▶ **EXERCISE DIRECTIONS**
All lines from the one holding "Parse this screenshot: output" down to the last line of the entries are to be reproduced exactly, with no other lines.

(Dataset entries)
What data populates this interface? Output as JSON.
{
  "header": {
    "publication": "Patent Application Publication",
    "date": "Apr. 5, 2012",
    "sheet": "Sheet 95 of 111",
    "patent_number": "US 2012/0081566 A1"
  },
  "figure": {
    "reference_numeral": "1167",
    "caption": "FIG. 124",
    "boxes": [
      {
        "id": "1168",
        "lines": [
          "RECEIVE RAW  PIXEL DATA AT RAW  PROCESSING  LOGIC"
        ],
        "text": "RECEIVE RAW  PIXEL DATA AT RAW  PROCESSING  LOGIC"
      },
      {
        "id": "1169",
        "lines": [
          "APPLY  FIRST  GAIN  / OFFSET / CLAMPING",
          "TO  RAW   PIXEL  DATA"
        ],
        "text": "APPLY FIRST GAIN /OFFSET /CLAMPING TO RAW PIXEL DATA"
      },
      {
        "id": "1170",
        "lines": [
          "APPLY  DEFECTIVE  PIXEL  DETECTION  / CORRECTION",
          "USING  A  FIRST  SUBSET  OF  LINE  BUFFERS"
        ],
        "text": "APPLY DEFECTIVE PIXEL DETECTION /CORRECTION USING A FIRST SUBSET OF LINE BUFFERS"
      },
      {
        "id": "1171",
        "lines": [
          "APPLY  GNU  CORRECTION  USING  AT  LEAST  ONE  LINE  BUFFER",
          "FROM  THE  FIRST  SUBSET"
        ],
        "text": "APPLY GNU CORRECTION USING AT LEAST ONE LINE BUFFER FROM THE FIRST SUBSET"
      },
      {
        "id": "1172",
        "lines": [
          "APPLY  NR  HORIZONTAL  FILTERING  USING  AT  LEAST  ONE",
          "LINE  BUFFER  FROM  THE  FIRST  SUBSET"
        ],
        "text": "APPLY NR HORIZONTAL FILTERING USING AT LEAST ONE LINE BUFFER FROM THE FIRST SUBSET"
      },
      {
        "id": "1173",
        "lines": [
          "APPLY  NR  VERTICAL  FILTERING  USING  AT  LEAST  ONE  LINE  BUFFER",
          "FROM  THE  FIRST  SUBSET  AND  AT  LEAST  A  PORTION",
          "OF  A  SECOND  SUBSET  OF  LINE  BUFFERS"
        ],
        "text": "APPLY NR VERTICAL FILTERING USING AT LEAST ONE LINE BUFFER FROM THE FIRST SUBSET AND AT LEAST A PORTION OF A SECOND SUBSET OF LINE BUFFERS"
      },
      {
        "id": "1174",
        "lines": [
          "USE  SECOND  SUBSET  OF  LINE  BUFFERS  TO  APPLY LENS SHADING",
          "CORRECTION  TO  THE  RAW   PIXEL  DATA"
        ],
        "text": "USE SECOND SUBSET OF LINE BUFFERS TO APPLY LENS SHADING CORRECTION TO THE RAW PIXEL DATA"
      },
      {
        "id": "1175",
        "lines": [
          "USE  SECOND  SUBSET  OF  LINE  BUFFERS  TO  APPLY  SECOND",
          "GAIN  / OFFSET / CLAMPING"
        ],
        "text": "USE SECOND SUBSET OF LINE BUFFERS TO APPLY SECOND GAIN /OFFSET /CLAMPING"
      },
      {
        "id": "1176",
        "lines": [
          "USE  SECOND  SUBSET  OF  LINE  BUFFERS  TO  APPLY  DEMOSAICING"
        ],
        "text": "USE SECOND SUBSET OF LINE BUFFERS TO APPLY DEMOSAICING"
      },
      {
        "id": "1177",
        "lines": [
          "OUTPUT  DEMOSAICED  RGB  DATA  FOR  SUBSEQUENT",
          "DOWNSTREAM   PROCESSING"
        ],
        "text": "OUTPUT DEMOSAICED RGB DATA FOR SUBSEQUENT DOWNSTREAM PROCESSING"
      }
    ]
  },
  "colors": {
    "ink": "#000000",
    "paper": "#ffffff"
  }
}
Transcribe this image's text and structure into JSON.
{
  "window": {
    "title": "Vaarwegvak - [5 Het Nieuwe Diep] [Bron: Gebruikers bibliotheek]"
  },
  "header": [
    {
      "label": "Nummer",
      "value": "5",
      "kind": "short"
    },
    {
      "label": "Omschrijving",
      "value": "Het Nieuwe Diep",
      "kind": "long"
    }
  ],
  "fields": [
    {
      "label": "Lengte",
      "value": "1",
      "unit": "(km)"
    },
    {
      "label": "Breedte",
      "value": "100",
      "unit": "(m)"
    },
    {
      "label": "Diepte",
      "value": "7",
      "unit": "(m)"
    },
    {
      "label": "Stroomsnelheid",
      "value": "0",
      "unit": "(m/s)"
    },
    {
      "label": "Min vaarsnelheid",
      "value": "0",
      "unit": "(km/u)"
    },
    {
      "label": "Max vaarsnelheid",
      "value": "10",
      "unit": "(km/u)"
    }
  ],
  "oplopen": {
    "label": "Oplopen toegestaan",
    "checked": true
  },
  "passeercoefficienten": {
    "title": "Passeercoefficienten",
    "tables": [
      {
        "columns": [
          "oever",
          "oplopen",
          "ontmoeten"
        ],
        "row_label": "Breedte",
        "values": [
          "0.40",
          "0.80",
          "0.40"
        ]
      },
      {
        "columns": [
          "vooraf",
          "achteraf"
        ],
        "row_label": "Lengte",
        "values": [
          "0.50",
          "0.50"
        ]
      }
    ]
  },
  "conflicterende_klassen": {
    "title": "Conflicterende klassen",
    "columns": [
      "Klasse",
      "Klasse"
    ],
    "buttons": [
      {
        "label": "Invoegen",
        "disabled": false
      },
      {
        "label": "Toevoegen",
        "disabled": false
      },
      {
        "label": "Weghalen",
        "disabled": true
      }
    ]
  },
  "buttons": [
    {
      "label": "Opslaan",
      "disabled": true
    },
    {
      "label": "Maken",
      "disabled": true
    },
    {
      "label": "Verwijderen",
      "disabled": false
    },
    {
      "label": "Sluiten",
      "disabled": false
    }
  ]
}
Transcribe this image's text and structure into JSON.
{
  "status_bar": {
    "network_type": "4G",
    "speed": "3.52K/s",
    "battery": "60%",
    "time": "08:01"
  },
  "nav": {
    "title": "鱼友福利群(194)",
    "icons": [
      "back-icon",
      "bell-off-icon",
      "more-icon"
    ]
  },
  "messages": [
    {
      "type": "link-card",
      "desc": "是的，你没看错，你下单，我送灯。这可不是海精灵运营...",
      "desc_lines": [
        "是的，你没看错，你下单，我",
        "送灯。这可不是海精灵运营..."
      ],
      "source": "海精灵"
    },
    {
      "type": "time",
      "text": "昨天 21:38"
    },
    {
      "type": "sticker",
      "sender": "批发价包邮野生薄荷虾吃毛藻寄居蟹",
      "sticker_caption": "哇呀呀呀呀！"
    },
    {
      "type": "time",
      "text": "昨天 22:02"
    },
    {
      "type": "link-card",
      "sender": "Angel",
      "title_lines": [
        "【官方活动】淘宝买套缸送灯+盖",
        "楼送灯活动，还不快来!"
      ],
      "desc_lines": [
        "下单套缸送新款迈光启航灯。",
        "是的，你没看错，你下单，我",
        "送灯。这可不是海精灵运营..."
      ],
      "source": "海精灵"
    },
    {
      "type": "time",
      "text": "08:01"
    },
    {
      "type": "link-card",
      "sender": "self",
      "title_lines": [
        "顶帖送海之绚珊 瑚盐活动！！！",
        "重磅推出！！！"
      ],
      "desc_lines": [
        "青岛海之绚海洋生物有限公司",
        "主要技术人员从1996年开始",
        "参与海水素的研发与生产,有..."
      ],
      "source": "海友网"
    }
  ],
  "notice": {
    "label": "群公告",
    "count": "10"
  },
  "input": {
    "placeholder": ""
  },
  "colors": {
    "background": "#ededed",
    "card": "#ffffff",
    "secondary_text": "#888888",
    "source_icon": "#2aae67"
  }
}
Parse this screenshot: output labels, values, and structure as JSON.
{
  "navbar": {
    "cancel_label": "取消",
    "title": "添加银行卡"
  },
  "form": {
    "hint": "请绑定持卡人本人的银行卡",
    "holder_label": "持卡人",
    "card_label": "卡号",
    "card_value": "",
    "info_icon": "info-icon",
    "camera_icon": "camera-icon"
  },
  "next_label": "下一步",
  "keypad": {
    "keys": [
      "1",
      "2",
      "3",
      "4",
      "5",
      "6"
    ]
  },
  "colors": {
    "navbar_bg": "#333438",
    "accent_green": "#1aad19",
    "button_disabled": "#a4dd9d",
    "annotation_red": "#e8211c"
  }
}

▶ **RESPONSE AREA**
Parse this screenshot: output labels, values, and structure as JSON.
{
  "navbar": {
    "cancel_label": "取消",
    "title": "添加银行卡"
  },
  "form": {
    "hint": "请绑定持卡人本人的银行卡",
    "holder_label": "持卡人",
    "card_label": "卡号",
    "card_value": "",
    "info_icon": "info-icon",
    "camera_icon": "camera-icon"
  },
  "next_label": "下一步",
  "keypad": {
    "keys": [
      "1",
      "2",
      "3",
      "4",
      "5",
      "6"
    ]
  },
  "colors": {
    "navbar_bg": "#333438",
    "accent_green": "#1aad19",
    "button_disabled": "#a4dd9d",
    "annotation_red": "#e8211c"
  }
}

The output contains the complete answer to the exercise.